In a medium pot, saute ginger root, chili pepper, star anise pods and mushroom stems until fragrant, about 2 to 5 minutes. Add 2 cups of water, vegetarian oyster sauce, vegetarian shacha sauce, soy sauce, five spice powder, pepper and sugar. Cook until the mixture boils. Add previously assembled stacks back into the pot. Reduce heat to low. Cover and simmer for 10 to 15 minutes.

I really like the basic flavors of this dish. The combination of sauces and aromatics can be used on other ingredients like seitan. Next time, I may just use seitan and mushrooms instead of the vegetarian meat and bean curd.

We also had scallion pancakes and ma po tofu for dinner. I'm not very happy with how the scallion pancakes turned out. So no recipe for now. As for the ma po tofu, I can't take any credit for it. The sauce came from a pouch. Normally I'd make everything from scratch, but a little help from the store is nice every now and then.


  1. Mabo tofu pouches are the best.

    What was wrong with your scallion pancakes? From the appearance it looks like you might need a moister, more rested dough and a better rolling technique. But that stewed tofu is super cute with the strings.

  2. The dough was super chewy. And I didn't put enough scallions. Boo.

  3. You either didn't put enough water in the dough or didn't let it rest long enough. I know J's grandma always lets her dough sit for several hours, and I try for at least an hour. It should be pretty soft even though it has no yeast and won't really rise.

    Then you roll it into a pancake shape, throw on a handful of scallions, curl it up into a tube, roll the long tube into a coil, throw on more scallions, and then flatten the coil and roll it out again.

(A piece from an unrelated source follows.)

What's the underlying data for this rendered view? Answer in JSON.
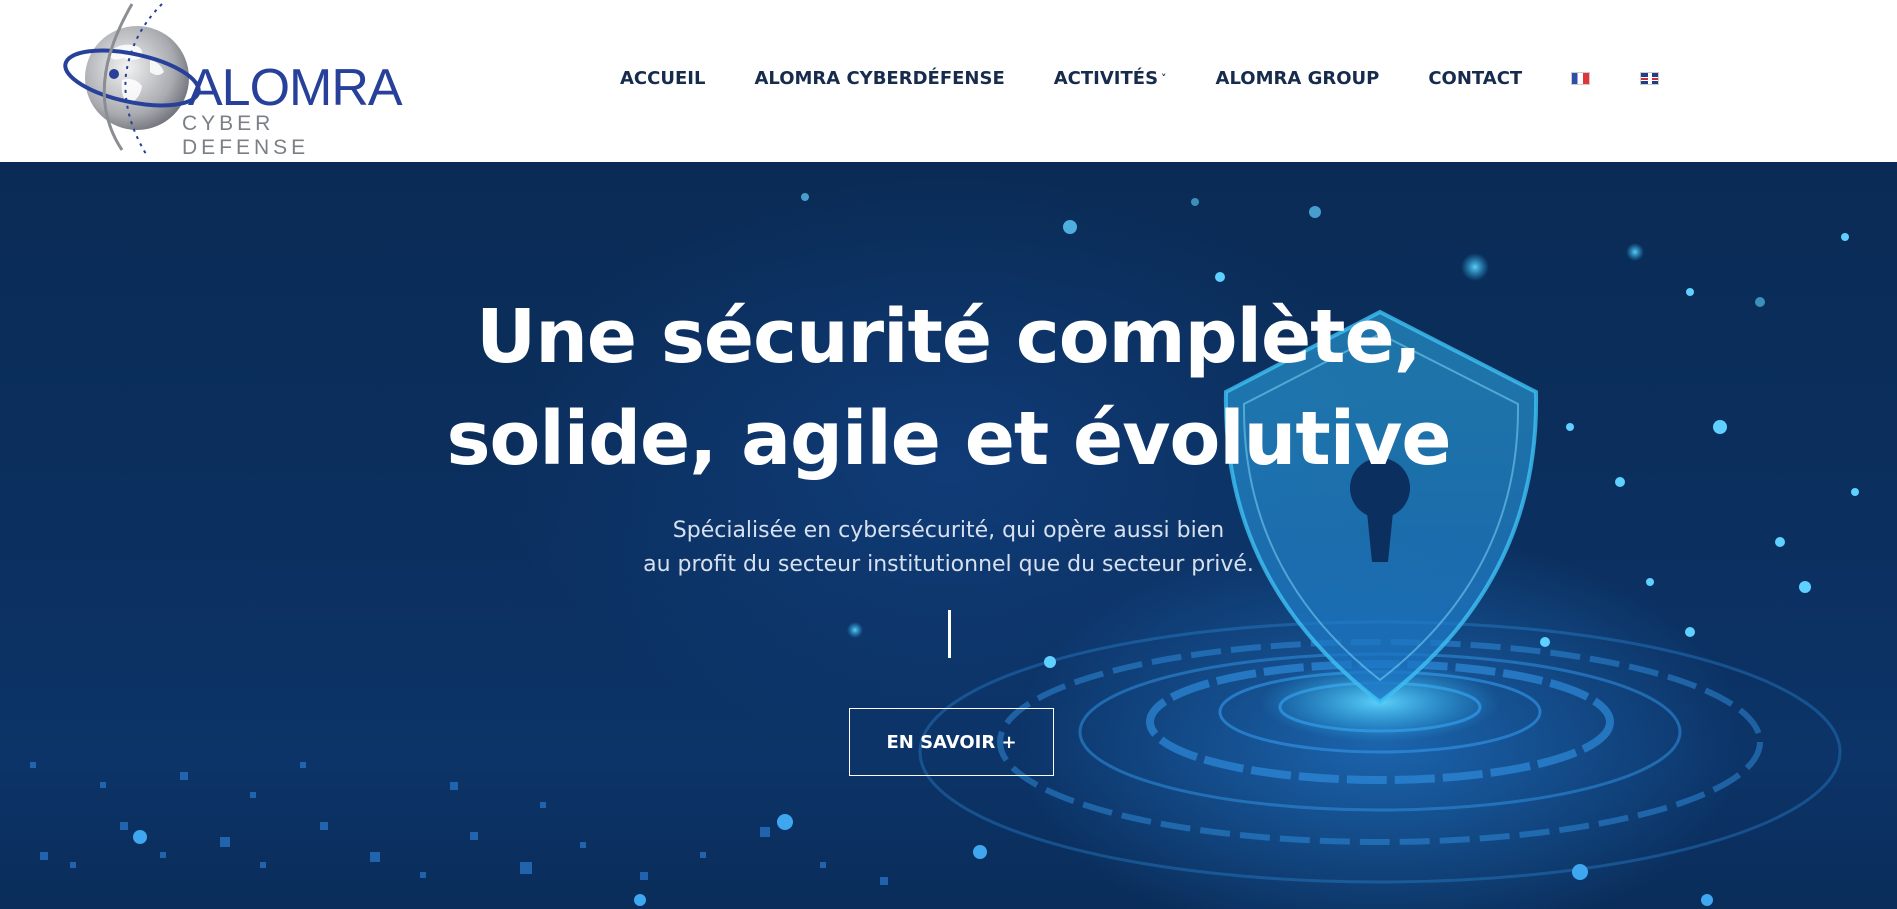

All the rolling helps give it some texture and layers, sort of like how a croissant doesn't really have layers, but the texture comes from a lot of folding and re-folding.

  4. Nah, I don't think it's the resting time or the rolling technique. The recipe I used calls for a hot water dough instead of a cool water dough. Although I don't know what difference that makes exactly, but to me, this dough was much chewier than, for example, a dumpling dough.

  5. Adding hot water, then cold water,is standard for most Chinese doughs. It helps the dough develop glutens, which might be why it was so chewy if you only used hot water. Resting it longer allows the glutens to relax, making a softer dough. Basic rule of thumb: if you roll it out and it wants to bounce back into its original shape like crazy, you need to let it sit longer.

    It might also just be too thick.